Cervical Cancer Vaccine Shows Promise
Vaccine's Maker Plans to File for FDA Review by Year's End
WebMD News Archive
"Cervical cancer is a major problem, especially in developing countries,
where they don't have the screening capabilities the way we do for the Pap
test. This is something that could be helpful as far as saving lives," says
"The study of HPV vaccines is important because cervical cancer is a
leading cancer killer of women in many countries, and in many countries
cervical screening is not available or feasible to introduce. There are other
benefits as well, but this is the biggest one," states Saslow.
It's not yet clear if developing countries will have access to the vaccine,
"An HPV vaccine would have the greatest impact in the U.S if it was
targeted at the population that is least likely to get screened and therefore
most at risk from cervical cancer," Saslow notes.
"We're really quite excited about these results," Skidmore tells
WebMD. "This is a vaccine that we have been working on for more than a
decade, and it has the potential to improve the health of women around the
Another Vaccine in the Works
Another cervical cancer vaccine -- Cervarix, made by
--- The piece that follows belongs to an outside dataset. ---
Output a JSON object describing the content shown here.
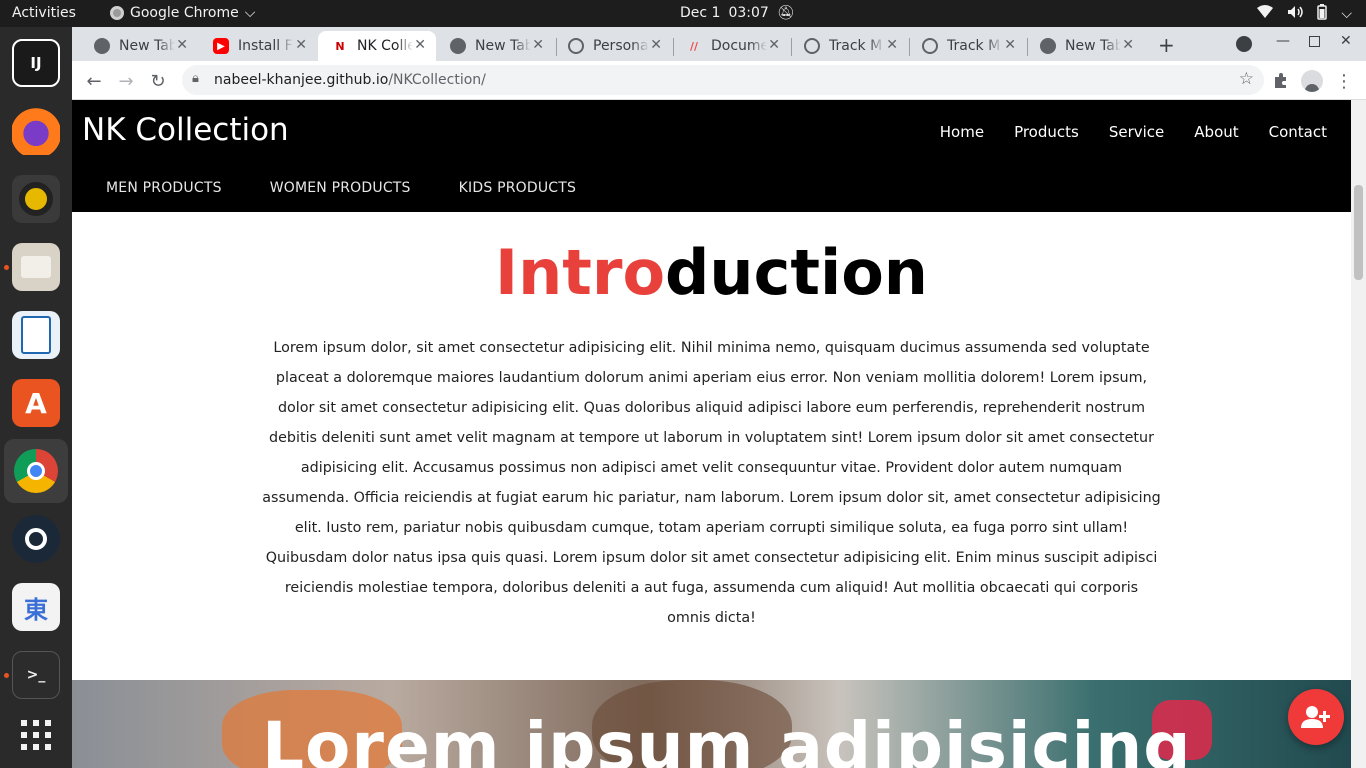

GlaxoSmithKline -- is also in the works. GlaxoSmithKline is a WebMD
"We've completed phase II studies and that data was published in The
Lancet last year," GlaxoSmithKline spokeswoman Danielle Halstrom tells
WebMD. "In that study, we showed 100% protection against persistent
infection of HPV 16 and 18."
Phase III studies of Cervarix are now underway. They will include about
35,000 women in 14 countries. "We have completed enrollment of those
studies. The studies are progressing nicely," says Halstrom.